Work instruction: Lines in the records below that contain the word "watermark" must each be copied.

===== Material for the task

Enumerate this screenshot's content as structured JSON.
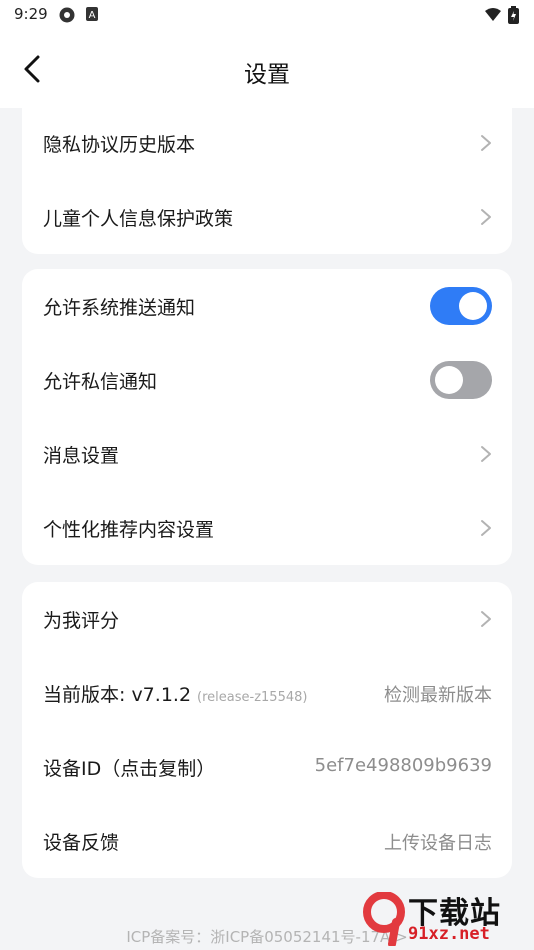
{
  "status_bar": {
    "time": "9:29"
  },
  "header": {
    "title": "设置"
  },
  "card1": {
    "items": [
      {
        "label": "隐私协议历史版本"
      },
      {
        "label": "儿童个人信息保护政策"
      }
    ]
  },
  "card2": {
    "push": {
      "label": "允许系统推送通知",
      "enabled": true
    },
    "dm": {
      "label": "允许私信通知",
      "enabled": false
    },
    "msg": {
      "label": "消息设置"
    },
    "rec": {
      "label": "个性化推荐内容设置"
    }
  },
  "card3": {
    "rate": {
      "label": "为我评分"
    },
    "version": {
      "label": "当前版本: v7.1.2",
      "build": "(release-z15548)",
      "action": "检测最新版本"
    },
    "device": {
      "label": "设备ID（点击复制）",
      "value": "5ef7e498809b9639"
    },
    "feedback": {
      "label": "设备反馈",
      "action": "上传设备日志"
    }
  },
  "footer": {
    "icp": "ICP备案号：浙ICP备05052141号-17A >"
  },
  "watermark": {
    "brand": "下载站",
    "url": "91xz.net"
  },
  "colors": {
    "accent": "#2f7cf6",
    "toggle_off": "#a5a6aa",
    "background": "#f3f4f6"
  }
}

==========
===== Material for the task

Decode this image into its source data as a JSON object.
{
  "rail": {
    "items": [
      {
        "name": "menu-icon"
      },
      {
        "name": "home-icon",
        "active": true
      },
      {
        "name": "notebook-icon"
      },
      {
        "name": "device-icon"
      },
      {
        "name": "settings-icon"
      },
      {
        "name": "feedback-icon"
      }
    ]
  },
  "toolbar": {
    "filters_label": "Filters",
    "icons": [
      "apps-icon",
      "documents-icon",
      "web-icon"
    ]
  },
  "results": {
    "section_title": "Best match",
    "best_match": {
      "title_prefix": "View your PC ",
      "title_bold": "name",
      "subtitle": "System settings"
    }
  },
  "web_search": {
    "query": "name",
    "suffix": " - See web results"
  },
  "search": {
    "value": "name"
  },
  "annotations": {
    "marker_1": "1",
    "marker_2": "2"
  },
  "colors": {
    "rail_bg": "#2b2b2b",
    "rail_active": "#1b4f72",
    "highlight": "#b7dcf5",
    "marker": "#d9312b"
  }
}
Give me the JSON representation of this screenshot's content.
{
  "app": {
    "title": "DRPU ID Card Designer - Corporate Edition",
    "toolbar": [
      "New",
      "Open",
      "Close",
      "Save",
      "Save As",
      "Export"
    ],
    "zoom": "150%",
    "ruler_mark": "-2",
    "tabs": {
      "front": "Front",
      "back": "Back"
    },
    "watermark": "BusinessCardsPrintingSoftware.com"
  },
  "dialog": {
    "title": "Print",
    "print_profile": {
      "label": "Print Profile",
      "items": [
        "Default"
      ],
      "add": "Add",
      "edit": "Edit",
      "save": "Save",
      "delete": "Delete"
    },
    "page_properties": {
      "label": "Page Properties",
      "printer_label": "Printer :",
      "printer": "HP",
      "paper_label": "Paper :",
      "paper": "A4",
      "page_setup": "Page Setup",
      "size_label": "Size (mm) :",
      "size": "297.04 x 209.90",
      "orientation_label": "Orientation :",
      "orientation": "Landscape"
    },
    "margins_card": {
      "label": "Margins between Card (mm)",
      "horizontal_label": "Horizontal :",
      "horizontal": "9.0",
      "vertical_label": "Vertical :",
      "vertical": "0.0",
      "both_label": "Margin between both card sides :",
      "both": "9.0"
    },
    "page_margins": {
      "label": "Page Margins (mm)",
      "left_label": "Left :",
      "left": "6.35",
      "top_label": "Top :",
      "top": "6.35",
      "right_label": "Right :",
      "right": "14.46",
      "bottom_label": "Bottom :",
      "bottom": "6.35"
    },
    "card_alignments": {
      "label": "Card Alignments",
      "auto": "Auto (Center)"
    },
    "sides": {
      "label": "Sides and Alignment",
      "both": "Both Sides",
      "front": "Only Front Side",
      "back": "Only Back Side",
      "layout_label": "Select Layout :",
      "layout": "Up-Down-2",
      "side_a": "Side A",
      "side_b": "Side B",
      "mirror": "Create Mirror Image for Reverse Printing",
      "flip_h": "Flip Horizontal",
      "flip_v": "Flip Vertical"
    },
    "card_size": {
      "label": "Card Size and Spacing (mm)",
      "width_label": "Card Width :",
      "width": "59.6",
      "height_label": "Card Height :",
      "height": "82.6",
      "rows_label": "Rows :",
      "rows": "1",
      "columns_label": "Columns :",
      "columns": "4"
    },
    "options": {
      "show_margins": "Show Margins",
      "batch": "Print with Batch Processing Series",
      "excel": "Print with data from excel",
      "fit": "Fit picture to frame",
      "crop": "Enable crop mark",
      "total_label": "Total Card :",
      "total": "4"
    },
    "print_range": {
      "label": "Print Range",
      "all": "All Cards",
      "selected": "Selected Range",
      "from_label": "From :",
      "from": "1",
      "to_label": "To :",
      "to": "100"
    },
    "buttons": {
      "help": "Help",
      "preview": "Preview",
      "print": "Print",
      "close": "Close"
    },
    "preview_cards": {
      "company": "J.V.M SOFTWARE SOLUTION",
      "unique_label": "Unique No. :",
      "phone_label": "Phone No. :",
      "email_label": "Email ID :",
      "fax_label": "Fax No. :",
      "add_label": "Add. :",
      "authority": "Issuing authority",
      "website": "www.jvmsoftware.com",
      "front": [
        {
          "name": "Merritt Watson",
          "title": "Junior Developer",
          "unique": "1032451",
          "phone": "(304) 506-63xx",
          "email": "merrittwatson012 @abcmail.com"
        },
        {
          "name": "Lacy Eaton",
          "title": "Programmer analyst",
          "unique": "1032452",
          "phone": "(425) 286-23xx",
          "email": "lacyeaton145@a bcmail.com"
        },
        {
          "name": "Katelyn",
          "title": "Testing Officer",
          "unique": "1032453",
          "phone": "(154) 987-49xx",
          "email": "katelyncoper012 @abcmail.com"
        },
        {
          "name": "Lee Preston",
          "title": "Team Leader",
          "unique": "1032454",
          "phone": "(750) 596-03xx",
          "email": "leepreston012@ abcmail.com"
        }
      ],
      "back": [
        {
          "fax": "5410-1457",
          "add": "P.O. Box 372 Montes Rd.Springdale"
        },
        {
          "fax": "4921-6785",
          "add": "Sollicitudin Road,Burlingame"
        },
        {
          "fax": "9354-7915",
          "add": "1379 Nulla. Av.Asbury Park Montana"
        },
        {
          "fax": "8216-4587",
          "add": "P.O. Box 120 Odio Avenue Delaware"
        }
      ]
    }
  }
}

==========

Task result:
  "watermark": {
    "watermark": "BusinessCardsPrintingSoftware.com"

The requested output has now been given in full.